Dataset records:

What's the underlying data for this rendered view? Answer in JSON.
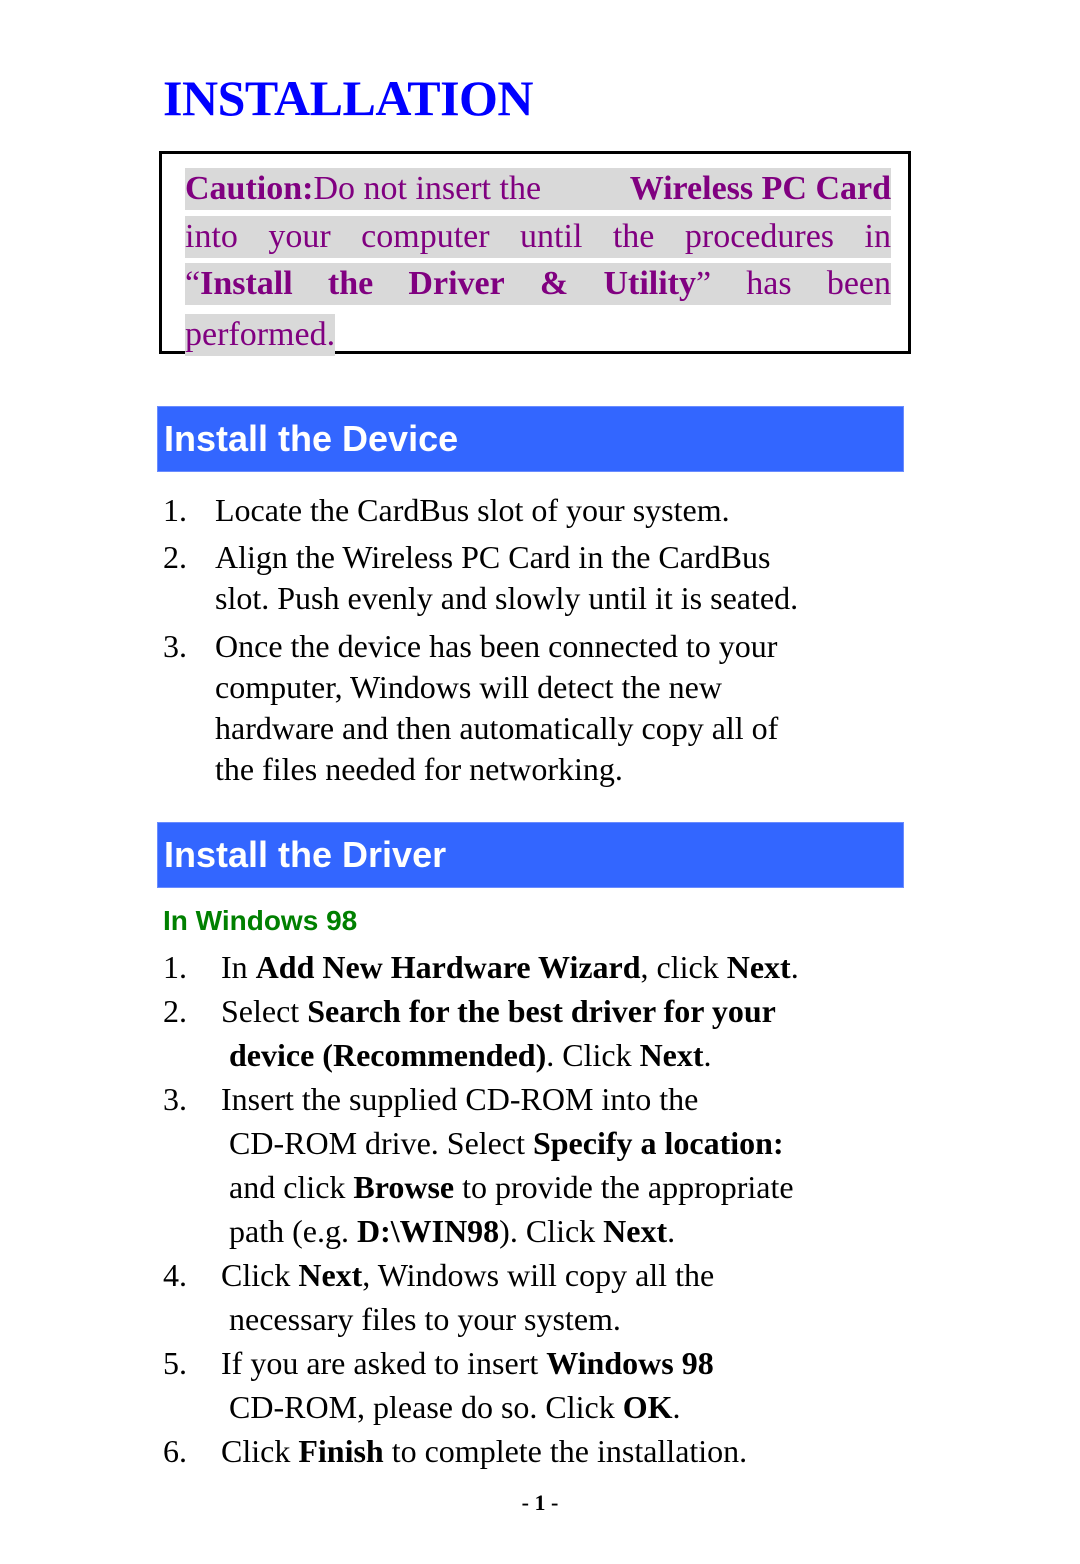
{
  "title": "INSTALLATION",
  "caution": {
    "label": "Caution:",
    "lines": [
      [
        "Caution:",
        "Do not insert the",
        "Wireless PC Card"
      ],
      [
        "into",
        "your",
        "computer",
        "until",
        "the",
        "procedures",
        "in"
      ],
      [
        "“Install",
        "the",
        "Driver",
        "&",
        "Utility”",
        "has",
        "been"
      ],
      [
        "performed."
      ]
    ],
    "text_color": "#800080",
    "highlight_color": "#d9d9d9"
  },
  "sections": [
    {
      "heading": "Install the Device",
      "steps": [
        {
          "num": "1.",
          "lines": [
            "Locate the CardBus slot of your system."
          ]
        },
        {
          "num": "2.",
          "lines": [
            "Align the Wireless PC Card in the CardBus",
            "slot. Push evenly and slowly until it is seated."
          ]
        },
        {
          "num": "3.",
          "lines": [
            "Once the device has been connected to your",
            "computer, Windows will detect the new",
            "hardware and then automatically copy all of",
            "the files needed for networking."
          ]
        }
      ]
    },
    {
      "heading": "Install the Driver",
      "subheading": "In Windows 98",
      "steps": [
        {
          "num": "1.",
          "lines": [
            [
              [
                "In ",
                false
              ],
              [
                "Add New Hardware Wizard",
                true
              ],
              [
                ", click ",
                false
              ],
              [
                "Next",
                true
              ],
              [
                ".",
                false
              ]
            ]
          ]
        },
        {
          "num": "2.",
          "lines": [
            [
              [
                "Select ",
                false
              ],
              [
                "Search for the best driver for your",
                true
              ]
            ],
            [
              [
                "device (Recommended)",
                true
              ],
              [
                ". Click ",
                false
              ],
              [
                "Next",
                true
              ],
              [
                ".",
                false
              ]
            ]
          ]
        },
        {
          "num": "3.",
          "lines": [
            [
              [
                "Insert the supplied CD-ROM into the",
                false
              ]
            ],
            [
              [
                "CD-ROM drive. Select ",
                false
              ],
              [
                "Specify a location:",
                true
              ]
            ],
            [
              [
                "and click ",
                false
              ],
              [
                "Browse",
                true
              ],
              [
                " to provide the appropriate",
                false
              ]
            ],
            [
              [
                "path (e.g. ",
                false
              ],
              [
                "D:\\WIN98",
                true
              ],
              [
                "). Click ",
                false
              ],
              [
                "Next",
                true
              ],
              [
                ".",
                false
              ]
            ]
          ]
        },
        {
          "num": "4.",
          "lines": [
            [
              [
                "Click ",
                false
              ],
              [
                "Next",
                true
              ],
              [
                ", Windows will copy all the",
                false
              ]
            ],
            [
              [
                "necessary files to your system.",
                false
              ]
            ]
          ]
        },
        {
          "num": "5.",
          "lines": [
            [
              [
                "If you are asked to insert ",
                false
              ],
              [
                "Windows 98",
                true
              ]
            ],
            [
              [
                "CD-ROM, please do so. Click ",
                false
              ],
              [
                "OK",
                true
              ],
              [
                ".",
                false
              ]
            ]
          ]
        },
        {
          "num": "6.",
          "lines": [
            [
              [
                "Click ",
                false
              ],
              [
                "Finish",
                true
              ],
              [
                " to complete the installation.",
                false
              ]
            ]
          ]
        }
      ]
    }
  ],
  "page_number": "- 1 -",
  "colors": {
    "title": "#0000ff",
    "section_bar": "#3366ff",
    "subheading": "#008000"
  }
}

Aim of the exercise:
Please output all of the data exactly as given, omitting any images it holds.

Task result:
What's the underlying data for this rendered view? Answer in JSON.
{
  "title": "INSTALLATION",
  "caution": {
    "label": "Caution:",
    "lines": [
      [
        "Caution:",
        "Do not insert the",
        "Wireless PC Card"
      ],
      [
        "into",
        "your",
        "computer",
        "until",
        "the",
        "procedures",
        "in"
      ],
      [
        "“Install",
        "the",
        "Driver",
        "&",
        "Utility”",
        "has",
        "been"
      ],
      [
        "performed."
      ]
    ],
    "text_color": "#800080",
    "highlight_color": "#d9d9d9"
  },
  "sections": [
    {
      "heading": "Install the Device",
      "steps": [
        {
          "num": "1.",
          "lines": [
            "Locate the CardBus slot of your system."
          ]
        },
        {
          "num": "2.",
          "lines": [
            "Align the Wireless PC Card in the CardBus",
            "slot. Push evenly and slowly until it is seated."
          ]
        },
        {
          "num": "3.",
          "lines": [
            "Once the device has been connected to your",
            "computer, Windows will detect the new",
            "hardware and then automatically copy all of",
            "the files needed for networking."
          ]
        }
      ]
    },
    {
      "heading": "Install the Driver",
      "subheading": "In Windows 98",
      "steps": [
        {
          "num": "1.",
          "lines": [
            [
              [
                "In ",
                false
              ],
              [
                "Add New Hardware Wizard",
                true
              ],
              [
                ", click ",
                false
              ],
              [
                "Next",
                true
              ],
              [
                ".",
                false
              ]
            ]
          ]
        },
        {
          "num": "2.",
          "lines": [
            [
              [
                "Select ",
                false
              ],
              [
                "Search for the best driver for your",
                true
              ]
            ],
            [
              [
                "device (Recommended)",
                true
              ],
              [
                ". Click ",
                false
              ],
              [
                "Next",
                true
              ],
              [
                ".",
                false
              ]
            ]
          ]
        },
        {
          "num": "3.",
          "lines": [
            [
              [
                "Insert the supplied CD-ROM into the",
                false
              ]
            ],
            [
              [
                "CD-ROM drive. Select ",
                false
              ],
              [
                "Specify a location:",
                true
              ]
            ],
            [
              [
                "and click ",
                false
              ],
              [
                "Browse",
                true
              ],
              [
                " to provide the appropriate",
                false
              ]
            ],
            [
              [
                "path (e.g. ",
                false
              ],
              [
                "D:\\WIN98",
                true
              ],
              [
                "). Click ",
                false
              ],
              [
                "Next",
                true
              ],
              [
                ".",
                false
              ]
            ]
          ]
        },
        {
          "num": "4.",
          "lines": [
            [
              [
                "Click ",
                false
              ],
              [
                "Next",
                true
              ],
              [
                ", Windows will copy all the",
                false
              ]
            ],
            [
              [
                "necessary files to your system.",
                false
              ]
            ]
          ]
        },
        {
          "num": "5.",
          "lines": [
            [
              [
                "If you are asked to insert ",
                false
              ],
              [
                "Windows 98",
                true
              ]
            ],
            [
              [
                "CD-ROM, please do so. Click ",
                false
              ],
              [
                "OK",
                true
              ],
              [
                ".",
                false
              ]
            ]
          ]
        },
        {
          "num": "6.",
          "lines": [
            [
              [
                "Click ",
                false
              ],
              [
                "Finish",
                true
              ],
              [
                " to complete the installation.",
                false
              ]
            ]
          ]
        }
      ]
    }
  ],
  "page_number": "- 1 -",
  "colors": {
    "title": "#0000ff",
    "section_bar": "#3366ff",
    "subheading": "#008000"
  }
}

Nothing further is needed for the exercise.